Quantcast

10 New Episodes of the Brainfluence Podcast

Time really does fly – it seems like we just published our list of the first ten episodes of The Brainfluence Podcast, and here we are with another ten! And if you aren’t getting our weekly episodes delivered to your player automatically, be sure to subscribe! […]

By |August 28th, 2014|

Instant Neuroscientist, Just Add Boot Camp

Have you always wanted to earn that degree in neuroscience, but never had the time? The University of Pennsylvania has just the thing: their 2012 Neuroscience Boot Camp. No, you won’t actually get a degree. The program lasts just nine days. But, you will get a crash course in cognitive and affective neuroscience, and you’ll be a lot more brain-savvy after the intense classwork. As Penn puts it, attendees will become “informed consumers of neuroscience research.” […]

By |December 26th, 2011|

The Neuromarketing of Burgers

There’s hardly a shortage of places to buy hamburgers in the US, but the restaurant chain Five Guys has opened 300 stores in the last five years, and has contracts for many more.

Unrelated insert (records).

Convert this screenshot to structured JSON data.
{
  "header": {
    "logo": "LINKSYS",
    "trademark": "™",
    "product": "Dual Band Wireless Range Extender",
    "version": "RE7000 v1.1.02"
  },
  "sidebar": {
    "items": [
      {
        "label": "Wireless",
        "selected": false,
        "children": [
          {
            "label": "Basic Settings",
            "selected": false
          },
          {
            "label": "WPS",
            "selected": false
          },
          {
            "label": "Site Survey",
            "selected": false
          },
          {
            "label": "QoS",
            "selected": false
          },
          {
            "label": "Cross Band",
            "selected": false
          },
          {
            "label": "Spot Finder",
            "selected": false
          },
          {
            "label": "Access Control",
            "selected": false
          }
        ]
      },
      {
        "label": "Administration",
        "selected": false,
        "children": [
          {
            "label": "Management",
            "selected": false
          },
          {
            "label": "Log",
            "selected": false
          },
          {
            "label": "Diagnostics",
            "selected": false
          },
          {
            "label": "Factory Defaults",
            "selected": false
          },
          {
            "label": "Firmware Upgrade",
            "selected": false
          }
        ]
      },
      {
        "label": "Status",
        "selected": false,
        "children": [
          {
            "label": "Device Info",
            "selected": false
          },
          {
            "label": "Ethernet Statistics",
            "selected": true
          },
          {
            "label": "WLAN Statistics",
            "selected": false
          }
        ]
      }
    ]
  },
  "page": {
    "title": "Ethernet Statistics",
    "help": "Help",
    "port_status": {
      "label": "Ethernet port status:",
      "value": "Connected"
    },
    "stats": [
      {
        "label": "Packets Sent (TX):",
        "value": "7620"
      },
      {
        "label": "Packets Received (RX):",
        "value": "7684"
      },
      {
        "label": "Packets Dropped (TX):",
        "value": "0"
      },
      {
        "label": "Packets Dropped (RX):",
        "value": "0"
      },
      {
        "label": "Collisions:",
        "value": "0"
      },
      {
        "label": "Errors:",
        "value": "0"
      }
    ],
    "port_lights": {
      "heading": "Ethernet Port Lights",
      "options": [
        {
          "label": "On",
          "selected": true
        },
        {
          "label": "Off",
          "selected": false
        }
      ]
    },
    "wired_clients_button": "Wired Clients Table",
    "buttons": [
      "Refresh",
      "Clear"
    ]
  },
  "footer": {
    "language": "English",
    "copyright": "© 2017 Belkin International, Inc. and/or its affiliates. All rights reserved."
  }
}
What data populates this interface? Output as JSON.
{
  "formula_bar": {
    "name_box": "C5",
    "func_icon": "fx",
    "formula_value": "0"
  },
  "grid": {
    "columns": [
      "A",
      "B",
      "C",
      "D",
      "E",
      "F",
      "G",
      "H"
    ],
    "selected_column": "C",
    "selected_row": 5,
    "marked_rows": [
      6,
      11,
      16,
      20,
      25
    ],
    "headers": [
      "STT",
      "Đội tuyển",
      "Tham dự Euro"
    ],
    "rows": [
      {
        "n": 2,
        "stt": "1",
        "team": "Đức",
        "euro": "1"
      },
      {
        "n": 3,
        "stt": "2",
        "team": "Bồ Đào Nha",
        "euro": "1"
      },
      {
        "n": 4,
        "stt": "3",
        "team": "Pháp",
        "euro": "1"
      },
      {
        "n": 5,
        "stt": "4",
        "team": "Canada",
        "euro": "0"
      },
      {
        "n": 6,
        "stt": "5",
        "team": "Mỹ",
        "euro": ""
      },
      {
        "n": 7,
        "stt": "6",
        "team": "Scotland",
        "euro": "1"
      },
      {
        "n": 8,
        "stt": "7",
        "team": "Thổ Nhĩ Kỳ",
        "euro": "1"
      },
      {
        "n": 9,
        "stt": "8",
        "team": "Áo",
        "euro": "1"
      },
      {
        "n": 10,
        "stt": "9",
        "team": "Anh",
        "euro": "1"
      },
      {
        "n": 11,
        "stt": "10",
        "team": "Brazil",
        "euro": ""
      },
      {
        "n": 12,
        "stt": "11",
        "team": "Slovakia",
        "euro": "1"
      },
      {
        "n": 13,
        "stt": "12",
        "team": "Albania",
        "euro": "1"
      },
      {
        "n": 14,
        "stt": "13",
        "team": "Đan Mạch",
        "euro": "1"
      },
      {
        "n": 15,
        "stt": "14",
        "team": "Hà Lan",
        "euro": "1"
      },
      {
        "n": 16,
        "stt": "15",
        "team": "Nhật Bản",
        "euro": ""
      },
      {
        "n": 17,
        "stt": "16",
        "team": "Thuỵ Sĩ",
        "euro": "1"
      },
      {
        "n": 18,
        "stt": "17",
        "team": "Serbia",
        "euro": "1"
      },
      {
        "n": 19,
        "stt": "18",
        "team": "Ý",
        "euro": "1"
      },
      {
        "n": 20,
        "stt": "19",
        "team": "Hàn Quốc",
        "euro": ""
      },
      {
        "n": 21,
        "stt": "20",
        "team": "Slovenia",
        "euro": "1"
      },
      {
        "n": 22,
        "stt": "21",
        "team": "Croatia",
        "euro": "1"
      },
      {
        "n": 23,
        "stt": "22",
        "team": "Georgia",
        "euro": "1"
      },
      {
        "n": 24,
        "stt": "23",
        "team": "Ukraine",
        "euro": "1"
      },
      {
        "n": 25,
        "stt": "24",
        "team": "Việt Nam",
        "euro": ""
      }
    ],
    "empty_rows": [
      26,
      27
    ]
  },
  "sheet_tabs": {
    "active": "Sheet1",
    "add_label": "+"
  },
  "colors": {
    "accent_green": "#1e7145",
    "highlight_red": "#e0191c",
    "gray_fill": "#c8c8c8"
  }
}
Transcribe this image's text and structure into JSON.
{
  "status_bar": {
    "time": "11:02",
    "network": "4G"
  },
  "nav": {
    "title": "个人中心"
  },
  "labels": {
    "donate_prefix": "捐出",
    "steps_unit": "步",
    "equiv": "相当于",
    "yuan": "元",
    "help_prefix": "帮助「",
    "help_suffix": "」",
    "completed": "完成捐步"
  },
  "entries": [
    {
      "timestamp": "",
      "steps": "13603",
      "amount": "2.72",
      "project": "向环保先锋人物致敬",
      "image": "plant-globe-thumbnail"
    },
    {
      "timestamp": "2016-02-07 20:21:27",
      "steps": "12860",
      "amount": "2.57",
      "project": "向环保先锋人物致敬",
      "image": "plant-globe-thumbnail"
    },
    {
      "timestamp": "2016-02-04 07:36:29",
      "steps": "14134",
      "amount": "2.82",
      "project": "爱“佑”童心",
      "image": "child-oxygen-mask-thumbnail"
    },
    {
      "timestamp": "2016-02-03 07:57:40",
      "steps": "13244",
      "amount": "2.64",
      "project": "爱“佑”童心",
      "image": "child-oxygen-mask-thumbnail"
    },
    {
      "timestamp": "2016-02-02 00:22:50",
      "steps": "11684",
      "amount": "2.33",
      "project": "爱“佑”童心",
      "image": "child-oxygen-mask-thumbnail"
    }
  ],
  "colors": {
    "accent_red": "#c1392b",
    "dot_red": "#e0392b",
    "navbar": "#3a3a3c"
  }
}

Locally, I’d been hearing about the fantastic hamburgers and fries at Five Guys for months, and finally ventured inside to see what has allowed the chain to grow in a seemingly saturated market. What I found were very good burgers and even better applied neuromarketing. In one short visit, I saw a variety of different techniques, most of which I’ve written about in past posts: […]

By |October 15th, 2009|

Training Your Brain to Multitask

It’s Monday, your inbox is full of unanswered emails, you desk is piled high with paper, and you’ve got a couple of important project deadlines looming. There’s one bright spot: although past research has indicated that people’s ability to multitask, i.e., perform several tasks at once, is very limited, a new study shows one can improve multitasking ability with training. First, the bad news: […]

By |August 24th, 2009|

Neuroscience and Magic

Magic tricks have entertained people for centuries, if not millenia. They startle and surprise the audience because the trick generally accomplishes something that appears to be impossible – a ball disappears when tossed in the air, a tiger materializes in an empty cage, and so on. Most magic tricks exploit limitations in human perception: when we are watching the magician’s right hand, we think we know what his left hand is doing but more than likely our brains are simply filling in the blanks for us. Surprisingly, until recently scientists have largely ignored the insights into perception and cognition offered by magic. It turns out that understanding why magic tricks work may help both neuroscientists and even marketers. […]

By |August 3rd, 2008|